MSU Band members guard Sparty

MSU Traditions: Guardians of the Green and White

At the heart of campus, with the dormant Spartan Stadium looming in the backdrop, a beacon of green light shines down on a group of students, vigilantly standing guard over of Michigan State's treasured symbols—the Sparty Statue. 

In the 1960s, in the week leading up to one of the many installments of the MSU-Michigan rivalry, Sparty was vandalized by Michigan fans who painted it maize and blue.  

In response to the vandalism, without being asked or directed, members of the Spartan Marching Band decided to take action. The following season, they huddled around the statue during the week of the game, daring Michigan students to vandalize it again. 
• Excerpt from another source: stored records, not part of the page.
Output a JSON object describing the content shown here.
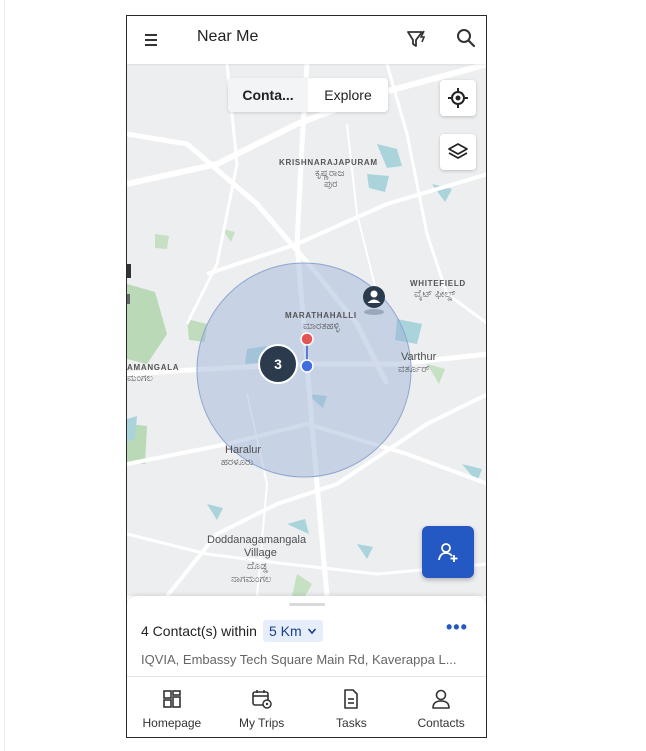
{
  "header": {
    "title": "Near Me",
    "icons": [
      "menu-icon",
      "filter-icon",
      "search-icon"
    ]
  },
  "map": {
    "tabs": [
      {
        "label": "Conta...",
        "active": true
      },
      {
        "label": "Explore",
        "active": false
      }
    ],
    "controls": [
      "locate-icon",
      "layers-icon"
    ],
    "places": {
      "krishnarajapuram": "KRISHNARAJAPURAM",
      "krishnarajapuram_kn1": "ಕೃಷ್ಣರಾಜ",
      "krishnarajapuram_kn2": "ಪುರ",
      "whitefield": "WHITEFIELD",
      "whitefield_kn": "ವೈಟ್ ಫೀಲ್ಡ್",
      "marathahalli": "MARATHAHALLI",
      "marathahalli_kn": "ಮಾರತಹಳ್ಳಿ",
      "mangala": "AMANGALA",
      "mangala_kn": "ಮಂಗಲ",
      "varthur": "Varthur",
      "varthur_kn": "ವರ್ತೂರ್",
      "haralur": "Haralur",
      "haralur_kn": "ಹರಳೂರು",
      "doddanagamangala_1": "Doddanagamangala",
      "doddanagamangala_2": "Village",
      "doddanagamangala_kn1": "ದೊಡ್ಡ",
      "doddanagamangala_kn2": "ನಾಗಮಂಗಲ"
    },
    "cluster_count": "3",
    "colors": {
      "radius_fill": "#9bb0d4",
      "fab": "#2459c4",
      "cluster": "#2c3a4d"
    }
  },
  "sheet": {
    "contacts_text": "4 Contact(s) within",
    "radius": "5 Km",
    "more": "•••",
    "address": "IQVIA, Embassy Tech Square Main Rd, Kaverappa L..."
  },
  "nav": [
    {
      "label": "Homepage",
      "icon": "dashboard-icon"
    },
    {
      "label": "My Trips",
      "icon": "trips-icon"
    },
    {
      "label": "Tasks",
      "icon": "tasks-icon"
    },
    {
      "label": "Contacts",
      "icon": "person-icon"
    }
  ]
}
It proved to effective, and over the next half century, countless MSU marching band members have carried on the tradition.  

Each year, in the week leading up to the matchup?between Michigan and Michigan State, band members maintain round-the-clock surveillance?to protect the statue from any University of Michigan fans seeking to vandalize it. Students and alumni often join the band members in their watch, and it’s been decades since a successful vandalism attempt.  
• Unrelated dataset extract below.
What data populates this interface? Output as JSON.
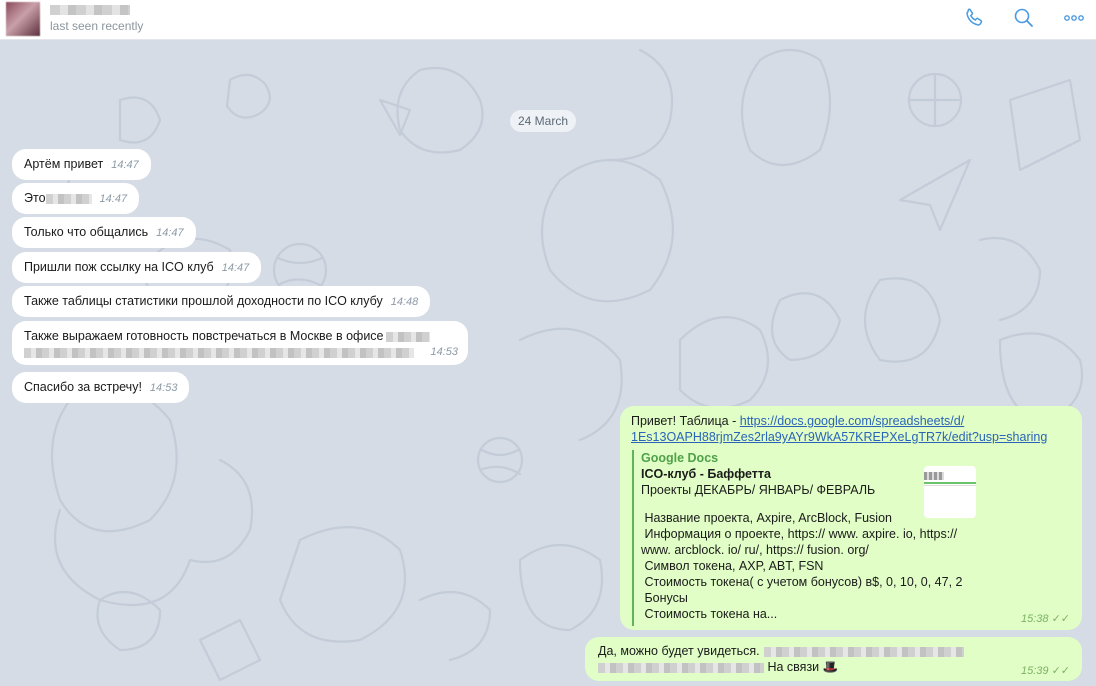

In 1998, a bold attack on Sparty took place when a group of nearly 40 U of M fans staged a pre-dawn attack, equipped with paint-filled balloons and paint ball rifles. The MSU campus police arrested 14 individuals from Ann Arbor that morning, but Sparty emerged unscathed. 


Author: Alex Gillespie, '17